Sacramento, the capital and sixth-largest city of the State of California, is situated at the confluence of the Sacramento and American Rivers. Home to the Sacramento Kings, it serves as the shipping and rail center for the Sacramento Valley.
FROM PAPER TO REAL-TIME INSPECTIONS AND UPDATES
Despite the economic downturn, Sacramento continued to grow very rapidly, with new homes continuing to be built in the city as well as in several quickly expanding suburbs. The demand to change came from Sacramento’s citizens and builders. “Working with the City previous to the new computerized system… You didn’t know what might occur on a particular day,” shares Mark Abrahams, President of Abrahams Construction Company. You didn’t know when you might receive your permit. There seemed to be a lot of confusion between the different departments.”
“When I first started here, we were totally with paper,” remembers Maureen McAleer, Senior Systems Specialist with the City of Sacramento. “Everything was handwritten, handtyped and filed in file drawers that filled a room. We needed some common tool for everyone to talk to, and our choice was Accela.”

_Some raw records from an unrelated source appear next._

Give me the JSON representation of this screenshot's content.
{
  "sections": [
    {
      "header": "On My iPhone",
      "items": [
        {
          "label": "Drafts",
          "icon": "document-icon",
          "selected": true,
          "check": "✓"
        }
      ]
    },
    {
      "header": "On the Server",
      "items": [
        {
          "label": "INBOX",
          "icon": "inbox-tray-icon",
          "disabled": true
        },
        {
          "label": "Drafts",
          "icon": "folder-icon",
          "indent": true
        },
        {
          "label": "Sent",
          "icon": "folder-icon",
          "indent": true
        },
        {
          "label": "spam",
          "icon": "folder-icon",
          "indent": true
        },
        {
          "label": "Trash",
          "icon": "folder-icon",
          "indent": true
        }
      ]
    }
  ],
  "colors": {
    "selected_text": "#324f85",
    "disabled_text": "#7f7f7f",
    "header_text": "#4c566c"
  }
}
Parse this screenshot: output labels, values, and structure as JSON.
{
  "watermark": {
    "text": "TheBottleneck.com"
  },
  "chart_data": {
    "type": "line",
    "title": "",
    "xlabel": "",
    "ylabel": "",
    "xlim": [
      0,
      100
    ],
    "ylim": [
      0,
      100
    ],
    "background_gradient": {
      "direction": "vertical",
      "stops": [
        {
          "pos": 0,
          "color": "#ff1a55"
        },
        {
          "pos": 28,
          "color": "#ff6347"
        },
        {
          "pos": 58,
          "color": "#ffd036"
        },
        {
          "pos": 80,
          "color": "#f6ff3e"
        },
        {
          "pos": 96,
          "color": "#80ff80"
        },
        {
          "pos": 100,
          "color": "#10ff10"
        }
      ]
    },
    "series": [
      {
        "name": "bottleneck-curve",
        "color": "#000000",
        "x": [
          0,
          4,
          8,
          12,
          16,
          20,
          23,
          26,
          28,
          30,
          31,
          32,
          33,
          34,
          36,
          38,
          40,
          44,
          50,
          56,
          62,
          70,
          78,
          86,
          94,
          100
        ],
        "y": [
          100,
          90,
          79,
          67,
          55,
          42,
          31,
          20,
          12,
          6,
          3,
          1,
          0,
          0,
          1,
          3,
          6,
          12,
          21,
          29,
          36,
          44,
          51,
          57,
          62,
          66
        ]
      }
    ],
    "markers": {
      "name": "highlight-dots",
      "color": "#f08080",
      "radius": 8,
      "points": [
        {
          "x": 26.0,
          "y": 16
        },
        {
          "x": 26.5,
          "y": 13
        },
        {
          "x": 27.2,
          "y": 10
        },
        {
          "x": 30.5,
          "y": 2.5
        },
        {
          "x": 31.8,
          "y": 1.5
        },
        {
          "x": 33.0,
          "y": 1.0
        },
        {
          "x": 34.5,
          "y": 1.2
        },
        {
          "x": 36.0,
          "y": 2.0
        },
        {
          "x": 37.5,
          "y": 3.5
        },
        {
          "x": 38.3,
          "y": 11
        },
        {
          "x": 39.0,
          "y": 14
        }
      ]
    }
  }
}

HOW ACCELA EMPOWERS SACRAMENTO
The City of Sacramento is thriving and has become the most buildable city of the eleven major West Coast cities. That growth, say City officials, is made possible thanks to the implementation of Accela software, which has allowed the City’s Development Services Department to shift from a paper-based system to a computerized system, improving communication between employees, citizens, builders and inspectors, who can now connect and review permits wirelessly while they’re in the field.
“It really does make our job easier when we roll up on the job because before we even get out of the truck we can see the history and we can see the corrections,” shares Doug Pierson, an Inspector with the City. “The instant we download it, we don’t have to wait until we get back to the office for the supervisor to look at the correction notice.” Adds William Thomas, Director of Development Services, “We’ve got communications occurring between field staff and their supervisors—and it’s happening in real time right from the field.”
THE BOTTOM LINE
Members of the building community took notice of the improvement in turnaround times. “When a correction is made in the field, that information is immediately conveyed to the department,” states John Nunan, President of Unger Construction Company, “and if our superintendent has a question about an inspection he can call down to the department, talk with somebody else and they have instant access to that information—unlike before where you had to wait two days to get that information. I can guarantee you it has, on any given project, saved us weeks in construction time just by the efficiencies we see from the City.”
Others in the community have also taken notice. “It’s all led to an environment of making us number one in customer service,” shares Thomas. “We’ve raised our department’s standing from dead last in the community three years ago to number one, and we intend to stay in the top bracket from some time to come.”